ENSA (Equipos Nucleares S.A), as part of the AMW consortium, has achieved a key F4E milestone: the machining of two inner shell plates – the first pieces to be manufactured at ENSA – has been completed. These plates will make up the longest of the segments of the ITER Vacuum Vessel’s sector 3, and measure each 6 metres long, 1.5 metres wide, and has a thickness of 60 millimetres. The plates are made up of the special ITER grade stainless steel. The long length of each plate has entailed a number of challenging steps involving cleaning; cutting and machining of holes which will house the so-called flexible housings (large cylindrical parts which act as bolts); as well as carrying out a wide variety of inspection techniques in order to detect the presence of defects, characterise findings, and measure without causing any damage to the plates themselves (known as Non-destructive Examination – NDE). What makes this work additionally challenging is the fact that the flatness tolerance (the permissible limit or limits of variation in the overall flatness of each plate) is very tight – only a 0.4 mm variatio
n in 6 metres is permitted. With the right techniques, the necessary flatness tolerance for the plates has been achieved, even despite that the longer the length of the piece, the more difficult it is to attain the same overall flatness.
“This milestone achievement shows the commitment of ENSA as part of the AMW consortium to the delivering Europe’s Vacuum Vessel contribution and its key role in the success of the Vacuum Vessel manufacturing”, says Rafael Treviño, Director General of ENSA.

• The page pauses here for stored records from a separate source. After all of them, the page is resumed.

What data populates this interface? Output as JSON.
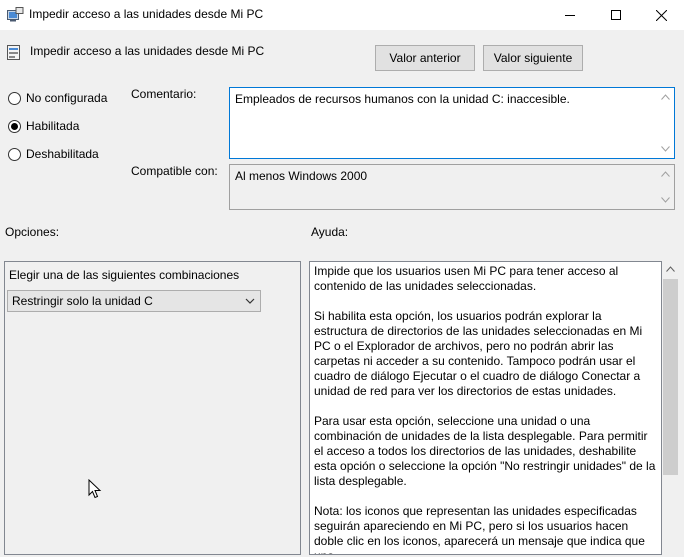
{
  "window": {
    "title": "Impedir acceso a las unidades desde Mi PC",
    "controls": {
      "minimize": "minimize-icon",
      "maximize": "maximize-icon",
      "close": "close-icon"
    }
  },
  "header": {
    "policy_name": "Impedir acceso a las unidades desde Mi PC",
    "prev_button": "Valor anterior",
    "next_button": "Valor siguiente"
  },
  "state": {
    "options": [
      {
        "label": "No configurada",
        "checked": false
      },
      {
        "label": "Habilitada",
        "checked": true
      },
      {
        "label": "Deshabilitada",
        "checked": false
      }
    ]
  },
  "comment": {
    "label": "Comentario:",
    "value": "Empleados de recursos humanos con la unidad C: inaccesible."
  },
  "compatible": {
    "label": "Compatible con:",
    "value": "Al menos Windows 2000"
  },
  "options_section": {
    "label": "Opciones:",
    "choose_label": "Elegir una de las siguientes combinaciones",
    "selected": "Restringir solo la unidad C"
  },
  "help_section": {
    "label": "Ayuda:",
    "paragraphs": [
      "Impide que los usuarios usen Mi PC para tener acceso al contenido de las unidades seleccionadas.",
      "Si habilita esta opción, los usuarios podrán explorar la estructura de directorios de las unidades seleccionadas en Mi PC o el Explorador de archivos, pero no podrán abrir las carpetas ni acceder a su contenido. Tampoco podrán usar el cuadro de diálogo Ejecutar o el cuadro de diálogo Conectar a unidad de red para ver los directorios de estas unidades.",
      "Para usar esta opción, seleccione una unidad o una combinación de unidades de la lista desplegable. Para permitir el acceso a todos los directorios de las unidades, deshabilite esta opción o seleccione la opción \"No restringir unidades\" de la lista desplegable.",
      "Nota: los iconos que representan las unidades especificadas seguirán apareciendo en Mi PC, pero si los usuarios hacen doble clic en los iconos, aparecerá un mensaje que indica que una"
    ]
  },
  "colors": {
    "focus_border": "#0078d7",
    "button_face": "#e1e1e1",
    "dialog_bg": "#f0f0f0"
  }
}
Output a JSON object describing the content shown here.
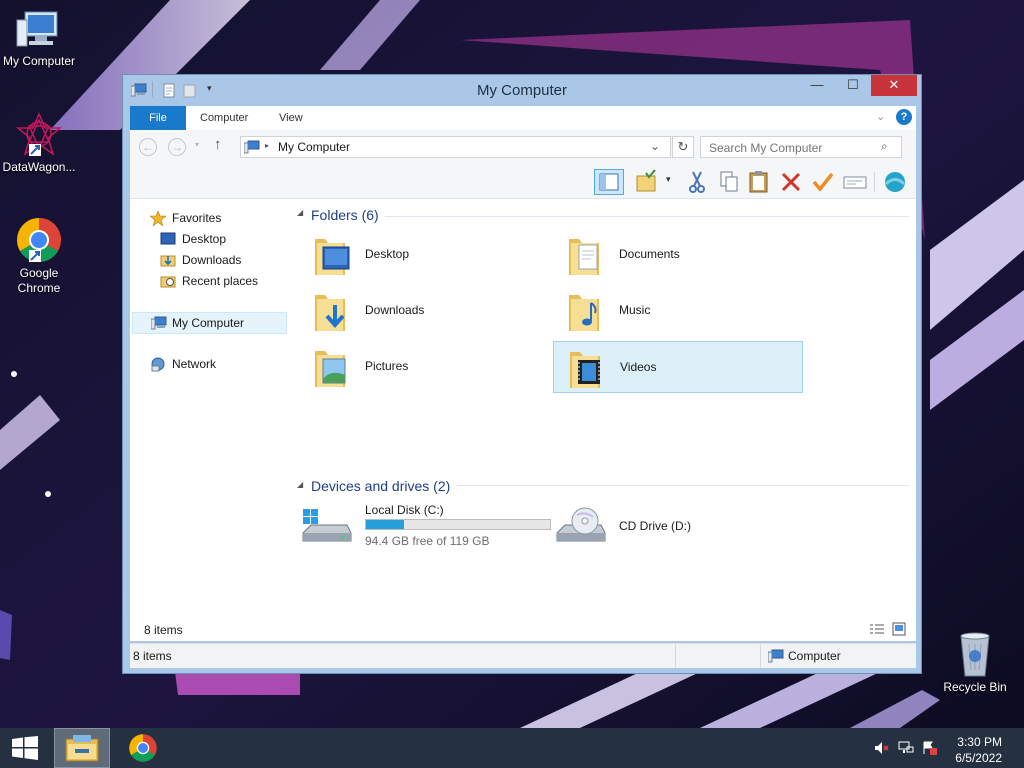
{
  "desktop": {
    "icons": [
      {
        "label": "My Computer"
      },
      {
        "label": "DataWagon..."
      },
      {
        "label": "Google Chrome"
      },
      {
        "label": "Recycle Bin"
      }
    ]
  },
  "window": {
    "title": "My Computer",
    "caption_buttons": {
      "minimize": "—",
      "maximize": "☐",
      "close": "✕"
    },
    "ribbon_tabs": [
      "File",
      "Computer",
      "View"
    ],
    "address": {
      "path": "My Computer"
    },
    "search": {
      "placeholder": "Search My Computer"
    },
    "nav": {
      "favorites_label": "Favorites",
      "favorites": [
        "Desktop",
        "Downloads",
        "Recent places"
      ],
      "computer": "My Computer",
      "network": "Network"
    },
    "groups": {
      "folders_title": "Folders (6)",
      "folders": [
        "Desktop",
        "Documents",
        "Downloads",
        "Music",
        "Pictures",
        "Videos"
      ],
      "devices_title": "Devices and drives (2)",
      "drive_c": {
        "label": "Local Disk (C:)",
        "free_text": "94.4 GB free of 119 GB",
        "used_fraction": 0.207
      },
      "drive_d": {
        "label": "CD Drive (D:)"
      }
    },
    "status_strip": "8 items",
    "status_bar": {
      "left": "8 items",
      "right": "Computer"
    }
  },
  "taskbar": {
    "clock_time": "3:30 PM",
    "clock_date": "6/5/2022"
  },
  "colors": {
    "accent": "#1979ca",
    "selection": "#ddf0fa",
    "progress": "#26a0da"
  }
}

“F4E is pleased with ENSA’s performance: they keep their commitment whilst anticipating and mitigating issues. ENSA has lived up to its reputation of being one of the best European companies in the nuclear field”, says Francesco Zacchia, Project Manager for F4E’s Vacuum Vessel Team.